▶ **About this exercise**:
Report the number of lines in these entries that contain "Sukan". Write only the number.

▶ **Dataset extract**:
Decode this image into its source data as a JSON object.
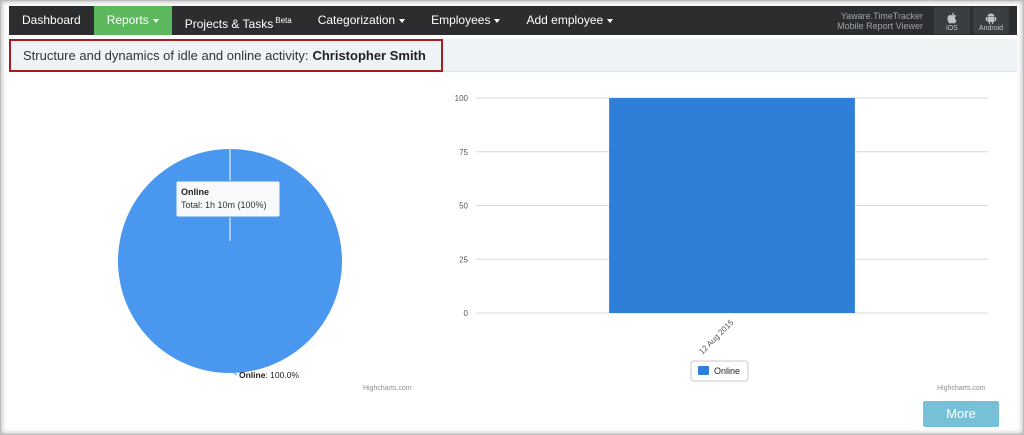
{
  "nav": {
    "items": [
      {
        "label": "Dashboard",
        "active": false,
        "dropdown": false
      },
      {
        "label": "Reports",
        "active": true,
        "dropdown": true
      },
      {
        "label": "Projects & Tasks",
        "badge": "Beta",
        "active": false,
        "dropdown": false
      },
      {
        "label": "Categorization",
        "active": false,
        "dropdown": true
      },
      {
        "label": "Employees",
        "active": false,
        "dropdown": true
      },
      {
        "label": "Add employee",
        "active": false,
        "dropdown": true
      }
    ],
    "mobile_line1": "Yaware.TimeTracker",
    "mobile_line2": "Mobile Report Viewer",
    "ios_label": "iOS",
    "android_label": "Android"
  },
  "header": {
    "title_prefix": "Structure and dynamics of idle and online activity:",
    "user_name": "Christopher Smith"
  },
  "pie": {
    "tooltip_title": "Online",
    "tooltip_text": "Total: 1h 10m (100%)",
    "label_name": "Online",
    "label_value": ": 100.0%",
    "credit": "Highcharts.com",
    "color": "#4a97ef"
  },
  "chart_data": [
    {
      "type": "pie",
      "slices": [
        {
          "name": "Online",
          "value": 100.0
        }
      ]
    },
    {
      "type": "bar",
      "categories": [
        "12 Aug 2015"
      ],
      "series": [
        {
          "name": "Online",
          "values": [
            100
          ]
        }
      ],
      "ylim": [
        0,
        100
      ],
      "yticks": [
        0,
        25,
        50,
        75,
        100
      ],
      "grid": true,
      "legend": "bottom-center",
      "color": "#2f7ed8"
    }
  ],
  "bar": {
    "credit": "Highcharts.com",
    "legend_label": "Online"
  },
  "actions": {
    "more_label": "More"
  }
}
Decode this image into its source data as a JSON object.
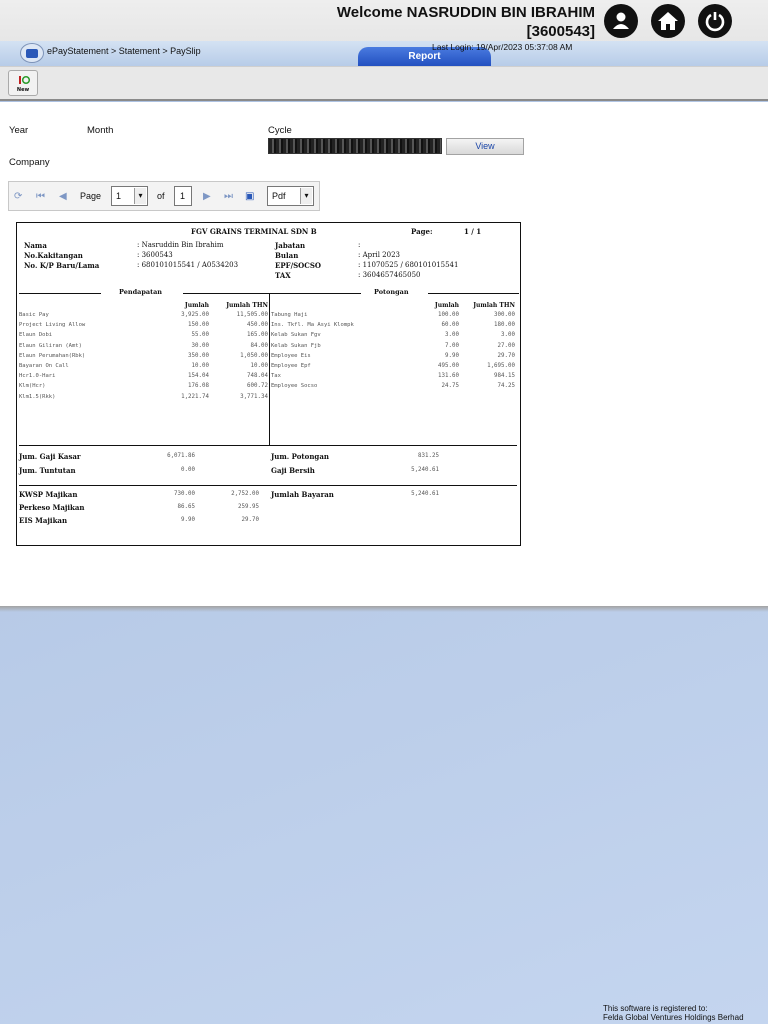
{
  "header": {
    "welcome_line1": "Welcome NASRUDDIN BIN IBRAHIM",
    "welcome_line2": "[3600543]",
    "last_login": "Last Login: 19/Apr/2023 05:37:08 AM",
    "icons": [
      "user-icon",
      "home-icon",
      "power-icon"
    ]
  },
  "nav": {
    "breadcrumb": "ePayStatement > Statement > PaySlip",
    "report_tab": "Report"
  },
  "toolbar": {
    "new_label": "New"
  },
  "filters": {
    "year_label": "Year",
    "month_label": "Month",
    "cycle_label": "Cycle",
    "company_label": "Company",
    "view_button": "View"
  },
  "pager": {
    "page_label": "Page",
    "page_value": "1",
    "of_label": "of",
    "total_pages": "1",
    "format_value": "Pdf"
  },
  "payslip": {
    "company": "FGV GRAINS TERMINAL SDN B",
    "page_label": "Page:",
    "page_value": "1 / 1",
    "info_left": [
      {
        "label": "Nama",
        "value": ": Nasruddin Bin Ibrahim"
      },
      {
        "label": "No.Kakitangan",
        "value": ": 3600543"
      },
      {
        "label": "No. K/P Baru/Lama",
        "value": ": 680101015541 / A0534203"
      }
    ],
    "info_right": [
      {
        "label": "Jabatan",
        "value": ":"
      },
      {
        "label": "Bulan",
        "value": ": April 2023"
      },
      {
        "label": "EPF/SOCSO",
        "value": ": 11070525     / 680101015541"
      },
      {
        "label": "TAX",
        "value": ": 3604657465050"
      }
    ],
    "pendapatan_title": "Pendapatan",
    "potongan_title": "Potongan",
    "col_jumlah": "Jumlah",
    "col_jumlah_thn": "Jumlah THN",
    "earnings": [
      {
        "name": "Basic Pay",
        "amt": "3,925.00",
        "ytd": "11,505.00"
      },
      {
        "name": "Project Living Allow",
        "amt": "150.00",
        "ytd": "450.00"
      },
      {
        "name": "Elaun Dobi",
        "amt": "55.00",
        "ytd": "165.00"
      },
      {
        "name": "Elaun Giliran (Amt)",
        "amt": "30.00",
        "ytd": "84.00"
      },
      {
        "name": "Elaun Perumahan(Rbk)",
        "amt": "350.00",
        "ytd": "1,050.00"
      },
      {
        "name": "Bayaran On Call",
        "amt": "10.00",
        "ytd": "10.00"
      },
      {
        "name": "Hcr1.0-Hari",
        "amt": "154.04",
        "ytd": "748.04"
      },
      {
        "name": "Klm(Hcr)",
        "amt": "176.08",
        "ytd": "600.72"
      },
      {
        "name": "Klm1.5(Rkk)",
        "amt": "1,221.74",
        "ytd": "3,771.34"
      }
    ],
    "deductions": [
      {
        "name": "Tabung Haji",
        "amt": "100.00",
        "ytd": "300.00"
      },
      {
        "name": "Ins. Tkfl. Ma Asyi Klompk",
        "amt": "60.00",
        "ytd": "180.00"
      },
      {
        "name": "Kelab Sukan Fgv",
        "amt": "3.00",
        "ytd": "3.00"
      },
      {
        "name": "Kelab Sukan Fjb",
        "amt": "7.00",
        "ytd": "27.00"
      },
      {
        "name": "Employee Eis",
        "amt": "9.90",
        "ytd": "29.70"
      },
      {
        "name": "Employee Epf",
        "amt": "495.00",
        "ytd": "1,695.00"
      },
      {
        "name": "Tax",
        "amt": "131.60",
        "ytd": "984.15"
      },
      {
        "name": "Employee Socso",
        "amt": "24.75",
        "ytd": "74.25"
      }
    ],
    "totals": {
      "gaji_kasar_label": "Jum. Gaji Kasar",
      "gaji_kasar": "6,071.86",
      "tuntutan_label": "Jum. Tuntutan",
      "tuntutan": "0.00",
      "potongan_label": "Jum. Potongan",
      "potongan": "831.25",
      "bersih_label": "Gaji Bersih",
      "bersih": "5,240.61"
    },
    "employer": [
      {
        "name": "KWSP Majikan",
        "amt": "730.00",
        "ytd": "2,752.00"
      },
      {
        "name": "Perkeso Majikan",
        "amt": "86.65",
        "ytd": "259.95"
      },
      {
        "name": "EIS Majikan",
        "amt": "9.90",
        "ytd": "29.70"
      }
    ],
    "bayaran_label": "Jumlah Bayaran",
    "bayaran": "5,240.61"
  },
  "footer": {
    "line1": "This software is registered to:",
    "line2": "Felda Global Ventures Holdings Berhad"
  }
}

▶ **Reply to the exercise**:
2